Legal loophole partially closed

At the end of last year, I wrote a blog on claims management companies, and mentioned a legal loophole that allows people to write off their debts.

At the time, the issue was the subject of a court case hearing in Manchester High Court. This centred on whether consumers should have to pay their debts if the lender fails to produce an original agreement within a certain time limit.

How is it possible that people could write off debts in this way? In short, the Consumer Credit Act requires certain credit arrangements to be set out in a particular way, and to contain certain information, in order to be enforceable. If lenders do not comply with the Consumer Credit Act, then they cannot enforce repayment of the loan through the courts.

The Court has now reached a decision, ruling that lenders only need to provide a ‘reconstituted’ copy of the original loan agreement. The decision means that the absence of a copy of a signed executed agreement is not evidence that such an agreement was not made.

However, the Court alsp ruled that if a lender is not able to supply a copy of the loan agreement, then they cannot use the courts to chase a debt. 

The case has set a precedent for an estimated 150,000 cases currently sitting in other courts around the country. In the majority of theses cases, consumers were trying to avoid payment of their credit card and loans on the grounds that the bank had either lost or destroyed the original signed agreements.

Upon request from the consumer, lenders are obliged to supply a copy of the credit card or loan agreement within 12 days. Claims management companies representing consumers have previously argued that if no agreement is produced then the debt is unenforceable – this has understandably led to disputes between lenders and customers about what constitutes a ‘true copy’.

Following this test case it has been ruled that:

* A copy of the loan agreement must contain the name and address of the borrower as it was at the time it was signed

* If an agreement has been subsequently changed by the lender, then the lender is obliged to supply a copy of both the original agreement as well as the current one

Other rules

The Office of Fair Trading (OFT) also offers guidance on the issue on unenforceable debts.

It states that it is legal and acceptable for a bank that has lost the original loan agreement, or whose copy is illegible, to supply an accurate reconstituted version instead in order to demonstrate that the agreement did in fact contain the information specified by the Consumer Credit Act.

The OFT points out to lenders that they are acting unfairly - and potentially in breach of their consumer credit licenses - if they misled borrowers by:

• Hiding or disguising the fact that there was never a properly signed agreement in the first place

• Providing the current terms and conditions, rather than the original ones

• Failing to preserve data so the borrower cannot be given an up-to-date statement of account

Previous High Court ruling

A previous High Court ruling in London ruled that borrowers could still be held liable for their debts even if bank cannot produce a copy of the original agreement.

The judge decreed that claimants should not stop paying back their loans or credit cards while the claim was ongoing, as the loan may become fully enforceable in future.

Any non-payment could be recorded on the claimant’s credit files - which would not breach data protection law.
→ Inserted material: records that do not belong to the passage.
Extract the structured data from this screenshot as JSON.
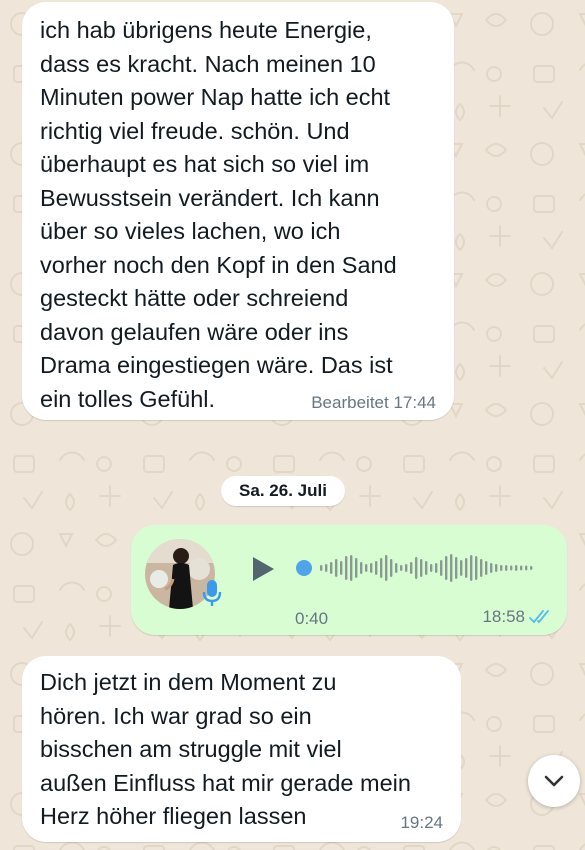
{
  "chat": {
    "messages": [
      {
        "direction": "incoming",
        "text": "ich hab übrigens heute Energie,\ndass es kracht. Nach meinen 10\nMinuten power Nap hatte ich echt\nrichtig viel freude. schön. Und\nüberhaupt es hat sich so viel im\nBewusstsein verändert. Ich kann\nüber so vieles lachen, wo ich\nvorher noch den Kopf in den Sand\ngesteckt hätte oder schreiend\ndavon gelaufen wäre oder ins\nDrama eingestiegen wäre. Das ist\nein tolles Gefühl.",
        "edited_label": "Bearbeitet",
        "time": "17:44"
      },
      {
        "direction": "incoming",
        "text": "Dich jetzt in dem Moment zu\nhören. Ich war grad so ein\nbisschen am struggle mit viel\naußen Einfluss hat mir gerade mein\nHerz höher fliegen lassen",
        "time": "19:24"
      }
    ],
    "date_separator": "Sa. 26. Juli",
    "voice_message": {
      "direction": "outgoing",
      "duration": "0:40",
      "time": "18:58",
      "read_status": "read",
      "playback_progress": 0,
      "icons": [
        "avatar",
        "microphone-icon",
        "play-icon",
        "waveform",
        "double-check-icon"
      ]
    }
  },
  "colors": {
    "wallpaper": "#efe6d9",
    "incoming_bubble": "#ffffff",
    "outgoing_bubble": "#d9fdd3",
    "read_ticks": "#53bdeb",
    "waveform_progress": "#4fa3e8",
    "waveform": "#8a9a93"
  },
  "controls": {
    "scroll_down_icon": "chevron-down-icon"
  }
}
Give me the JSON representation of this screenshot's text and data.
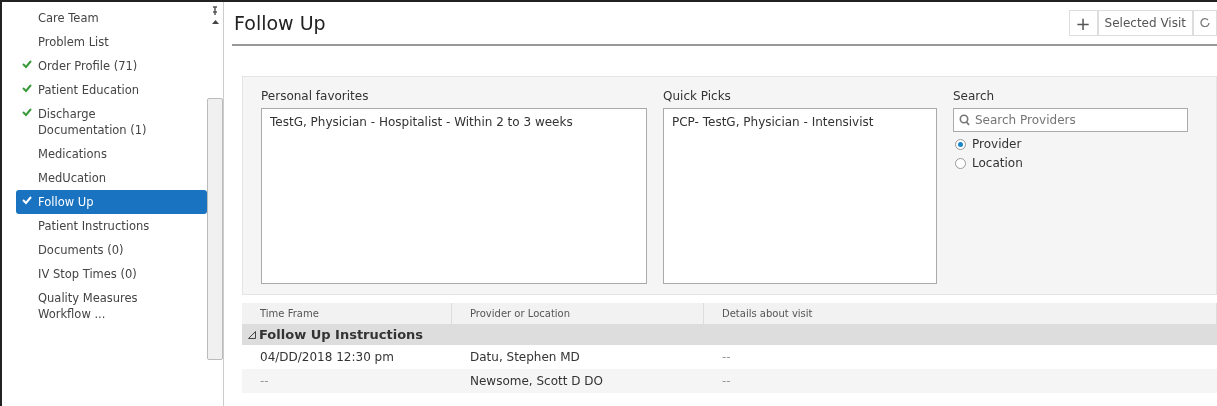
{
  "sidebar": {
    "items": [
      {
        "label": "Care Team",
        "checked": false,
        "selected": false
      },
      {
        "label": "Problem List",
        "checked": false,
        "selected": false
      },
      {
        "label": "Order Profile (71)",
        "checked": true,
        "selected": false
      },
      {
        "label": "Patient Education",
        "checked": true,
        "selected": false
      },
      {
        "label": "Discharge Documentation (1)",
        "checked": true,
        "selected": false
      },
      {
        "label": "Medications",
        "checked": false,
        "selected": false
      },
      {
        "label": "MedUcation",
        "checked": false,
        "selected": false
      },
      {
        "label": "Follow Up",
        "checked": true,
        "selected": true
      },
      {
        "label": "Patient Instructions",
        "checked": false,
        "selected": false
      },
      {
        "label": "Documents (0)",
        "checked": false,
        "selected": false
      },
      {
        "label": "IV Stop Times (0)",
        "checked": false,
        "selected": false
      },
      {
        "label": "Quality Measures Workflow ...",
        "checked": false,
        "selected": false
      }
    ]
  },
  "header": {
    "title": "Follow Up",
    "add": "+",
    "visit": "Selected Visit"
  },
  "favorites": {
    "label": "Personal favorites",
    "items": [
      "TestG, Physician - Hospitalist - Within 2 to 3 weeks"
    ]
  },
  "quick_picks": {
    "label": "Quick Picks",
    "items": [
      "PCP- TestG, Physician - Intensivist"
    ]
  },
  "search": {
    "label": "Search",
    "placeholder": "Search Providers",
    "options": [
      {
        "label": "Provider",
        "selected": true
      },
      {
        "label": "Location",
        "selected": false
      }
    ]
  },
  "table": {
    "columns": [
      "Time Frame",
      "Provider or Location",
      "Details about visit"
    ],
    "group": "Follow Up Instructions",
    "rows": [
      {
        "cells": [
          "04/DD/2018 12:30 pm",
          "Datu, Stephen MD",
          "--"
        ]
      },
      {
        "cells": [
          "--",
          "Newsome, Scott D DO",
          "--"
        ]
      }
    ]
  }
}
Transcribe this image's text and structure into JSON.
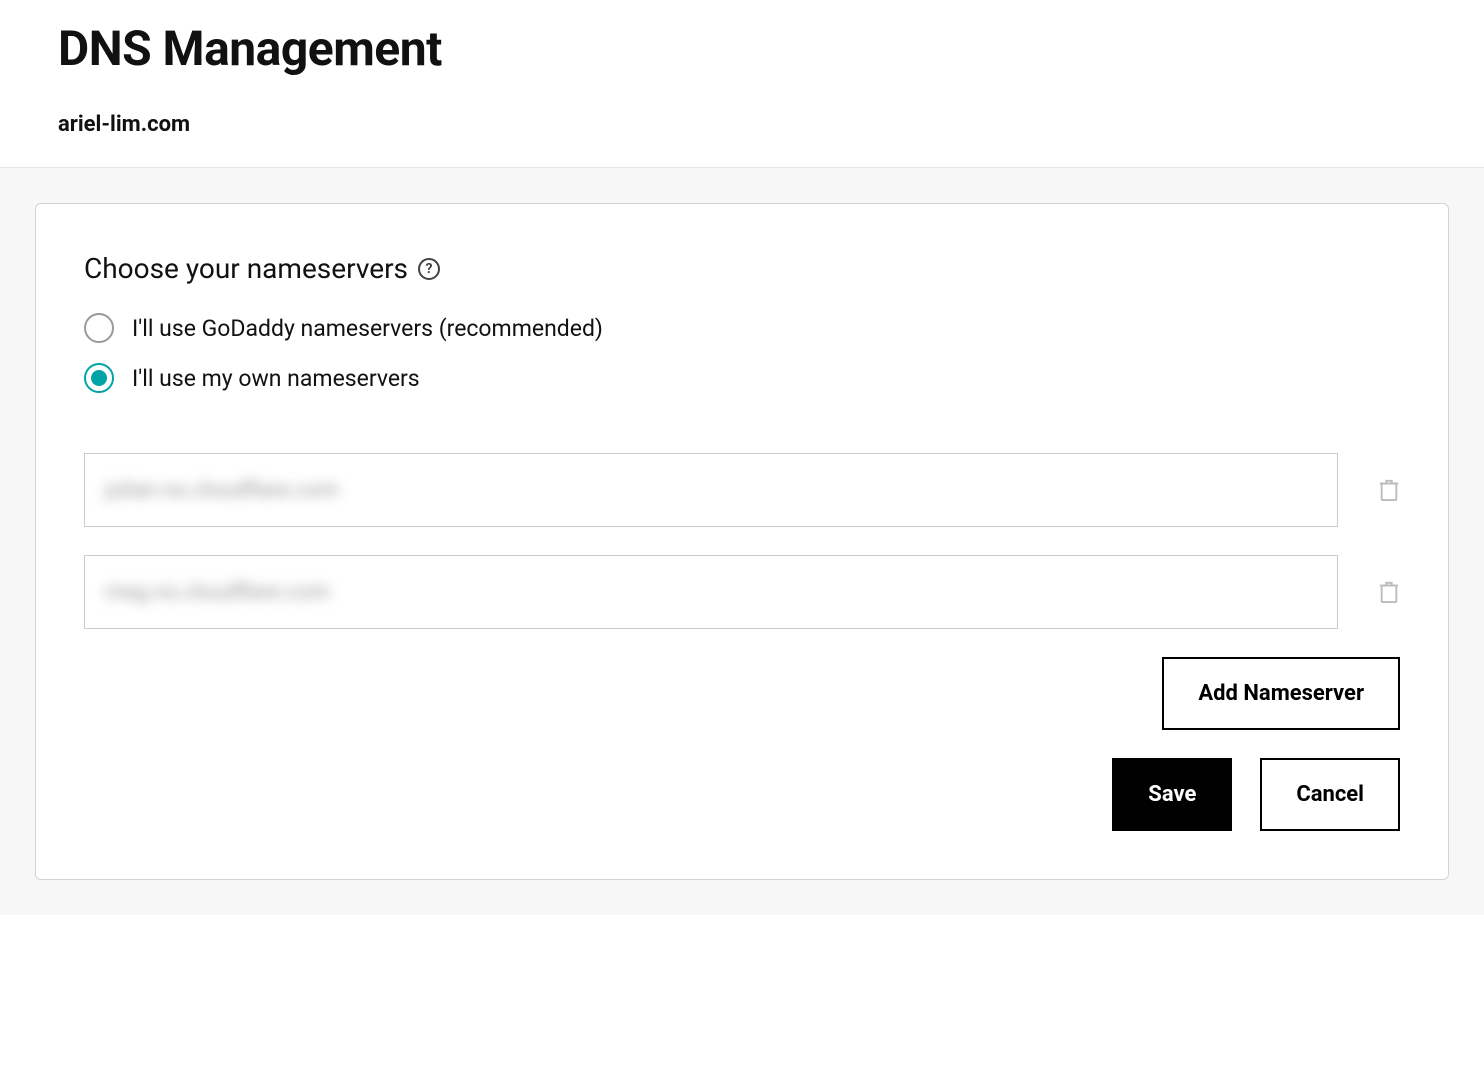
{
  "header": {
    "title": "DNS Management",
    "domain": "ariel-lim.com"
  },
  "nameservers": {
    "section_title": "Choose your nameservers",
    "options": {
      "godaddy": "I'll use GoDaddy nameservers (recommended)",
      "own": "I'll use my own nameservers"
    },
    "selected": "own",
    "entries": [
      "julian.ns.cloudflare.com",
      "meg.ns.cloudflare.com"
    ]
  },
  "buttons": {
    "add": "Add Nameserver",
    "save": "Save",
    "cancel": "Cancel"
  }
}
The previous High Court ruling also clarified ‘enforcement’ by the lender. It ruled that starting legal proceedings it is not actually enforcement but a step towards enforcement.

This basically means that any steps the lender takes before commencing legal proceedings - such as demands for payment, issue of default notices and or threatening legal action – do not construe enforcement.

Consumers exploited?

Some people feel that those with debt problems have been exploited through their desperation and vulnerability as many consumers have been cold called by claims management companies claiming they can write off credit card and personal loan debts by using this legal loophole.

For this service consumers usually pay upfront fees of between £195 and £495 per agreement, in the hope they will become debt free. In some cases, these fees have been added to the credit card debt they are trying to wipe out.

The way forward

There will still be some lenders that cannot produce a ‘true copy’ of the agreement, which may lead to the debts not being enforced. But this is expected to be restricted to just a small proportion of the banking industry. 

To produce a ‘true copy’, all the lender needs to do is insert the correct credit amount, the credit rate and the original terms and conditions onto the original loan agreement, or if they know the original terms and conditions.

Your Comments

Letters from lawyers on behalf of Debt Collection Agencies

Hi there,

A few years ago my relationship ended after 12 years. I was left with credit cards in my name, bills. council tax and a joint mortgage.
My ex-partner suported our son and I when he was working but as a contractor there were many months I didn't receive money from him.
I tried to soldier on on my own, selling things and borrowing from family and friends.
Along the way, I stopped making repayments to the cards and have ignored [not opened tons of mail].
I have got the mortgage back on track[interest only], gas and electic payments made and partial payment to council tax arreas and us fed but I am now receiving letters for unpaid cards.
It's not I don't want to pay these, it's taking all my efforts to get the eessecials covered.
I have just applied for Child Tax credits, my mother [88] lives with me and needs someone here with her so she has just been awarded attendance allowance I am now filling out the form to claim Carer's allowance.
Can you sugguest what I can do regarding these letter?
Can I ask for a copy of the original signed Card application form?
I'm at my wits end....

PS I live in Scotland